Submitted to: Crop Protection
Publication Type: Peer Reviewed Journal
Publication Acceptance Date: 1/25/2014
Publication Date: 3/31/2014
Publication URL: http://handle.nal.usda.gov/10113/60593
Citation: Vaughn, S.F., Behle, R.W., Skory, C.D., Kurtzman, C.P., Price, N.P.J. 2014. Utilization of sophorolipids as biosurfactants for postemergence herbicides. Crop Protection. 59:29-34.
Interpretive Summary: Nearly all postemergence herbicides are formulated with adjuvants that increase their toxicity to target weeds by increasing absorption of the herbicides. The most important of these adjuvants are surfactants which break the surface tension of the plant’s surface and also act as emulsifiers to keep the herbicides in solution. Sophorolipids are a group of naturally-occurring surfactants (termed biosurfactants) produced by certain yeast species. These sophorolipids normally exist in a ring-like chemical structure called a lactone. Our research group has recently identified a species of yeast that produces sophorolipids which exist in a linear chemical form similar to synthetic surfactants. When combined with the organic herbicide lemongrass oil, the linear sophorolipids were superior to the lactone sophorolipids as emulsifiers, and increased the herbicidal activity of the lemongrass oil in a similar manner to a synthetic surfactant. When combined with the water-soluble herbicide phosphinothricin, the herbicidal activity of the linear sophorolipid was greater on corn plants than with the lactone sophorolipids. These results indicate that sophorolipids have excellent promise as natural surfactants for postemergence herbicides.

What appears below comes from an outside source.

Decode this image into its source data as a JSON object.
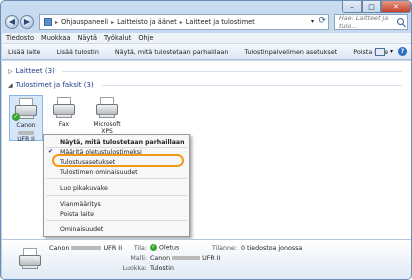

Technical Abstract: Sophorolipids are carbohydrate-based, amphiphilic biosurfactants produced by several species of the Starmerella yeast clade. Most sophorolipids are partially acetylated sophorose sugars O-ß-glycosidically linked to 17-L-hydroxy-delta9-octadecenoic acid, where typically the acyl carboxyl group forms a 4”-lactone to the terminal glucosyl residue. Recently sophorolipids were discovered in which the sophorose is linked to the omega-carbon of the acyl group and occurs predominately in a non-lactone, anionic form. In this study we compared lactone sophorolipids produced by Starmerella (Candida) bombicola (Sb) and non-lactone sophorolipids produced by Candida kuoi (Ck) against a synthetic polyethoxylated tallowamine surfactant (POEA) which is used in commercial postemergence herbicides. When mixed with the lipophilic contact herbicide lemongrass oil (LGO), stable emulsions with Ck lasted longer than with either POEA or SB. Phytotoxicity (as measured by fresh and dry weights and visual damage three days after spraying) to sicklepod (Senna obtusifolia) by both sophorolipid/LGO mixtures was similar to a POEA/LGO mixture, while visual damage to corn (Zea mays L.) was greatest with the Ck/LGO mixture. When applied together with the water-soluble herbicide phosphinothricin, all surfactants caused decreases in sicklepod dry weights and HDR values compared to phosphinothricin applied without a surfactant ten days after treatment. With corn, POEA and Ck applied with PT had the greatest reductions in dry weights, although HDR values were only higher with the POEA/PT mixture. These results indicate that sophorolipids have excellent promise as natural surfactants for postemergence herbicides.